Klag goes on to state that increasing the amount of fruits and vegetables in the diet, as suggested by Meatless Monday, aligns with the Dietary Guidelines for Americans. “As USDA recommends, people should reduce saturated fat in their diet, eat more lean protein in the form of fish and seafood, and increase their intake of fruits and vegetables,” Klag writes.
Then he makes a decisive point, at least in my view.
It won’t be for any concern about greenhouse gases or climate change that will keep me from eating meat. With the price of corn boiling over this summer under the searing Midwest drought, economists are already predicting substantial price increases next year for the animal protein sector.
Klag points this truth out to Vilsack, noting that recent USDA food price forecasts estimate consumer beef prices will increase as much as 5% next year.

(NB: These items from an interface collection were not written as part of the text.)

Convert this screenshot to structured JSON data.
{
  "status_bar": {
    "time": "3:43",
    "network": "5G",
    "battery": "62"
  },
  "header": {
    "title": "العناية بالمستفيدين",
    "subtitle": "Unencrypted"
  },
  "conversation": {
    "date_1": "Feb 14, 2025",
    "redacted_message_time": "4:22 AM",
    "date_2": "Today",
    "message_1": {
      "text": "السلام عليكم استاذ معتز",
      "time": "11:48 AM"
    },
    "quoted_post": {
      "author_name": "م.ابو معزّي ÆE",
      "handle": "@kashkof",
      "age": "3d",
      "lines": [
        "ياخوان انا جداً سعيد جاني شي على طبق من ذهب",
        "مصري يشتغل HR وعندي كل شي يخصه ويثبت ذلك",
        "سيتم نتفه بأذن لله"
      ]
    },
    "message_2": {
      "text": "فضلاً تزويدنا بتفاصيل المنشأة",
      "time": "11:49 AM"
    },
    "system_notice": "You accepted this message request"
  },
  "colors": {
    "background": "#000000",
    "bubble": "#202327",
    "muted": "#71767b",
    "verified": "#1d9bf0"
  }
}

“Eliminating meat one day a week is a practical way for Americans to keep those escalating costs in line with their household budgets,” Klag wrote Vilsack.
So true, Mr. Klag.
Some in the produce industry have embraced “Meatless Monday.”
For example, Potandon Produce LLC., Idaho Falls, Idaho, promoted Klondike Brands Potatoes by each Monday in July tis year by featuring a meatless recipe on its website, with potatoes as an alternative to meat.
I would love the luxury of breaking out a couple of 16-ounce steaks every Monday and grilling them on the Weber. More than likely, that won’t happen. Excepting an occasional “splurge” on a McDouble burger at lunch, budget-friendly baked potatoes and a garden salad may make it on the menu instead. Rest assured, I won’t be holding greenhouse gases against the meat industry, however.
Consumer beef prices increases of 10% in 2011, a projected 3.5% to 4.5% in 2012 and 4% to 5% next year leave the meat industry vulnerable to erosion of demand from budget-sensitive consumers like me.
By way of contrast, fresh fruits and vegetables showed more modest price increases of 4.5% in 2011, a projected 1.5% to 2.5% this year and 2% to 3% inflation forecast for next year.
You know that consumer perception that fruits and vegetables are “expensive”? Wait till they visit the meat counter.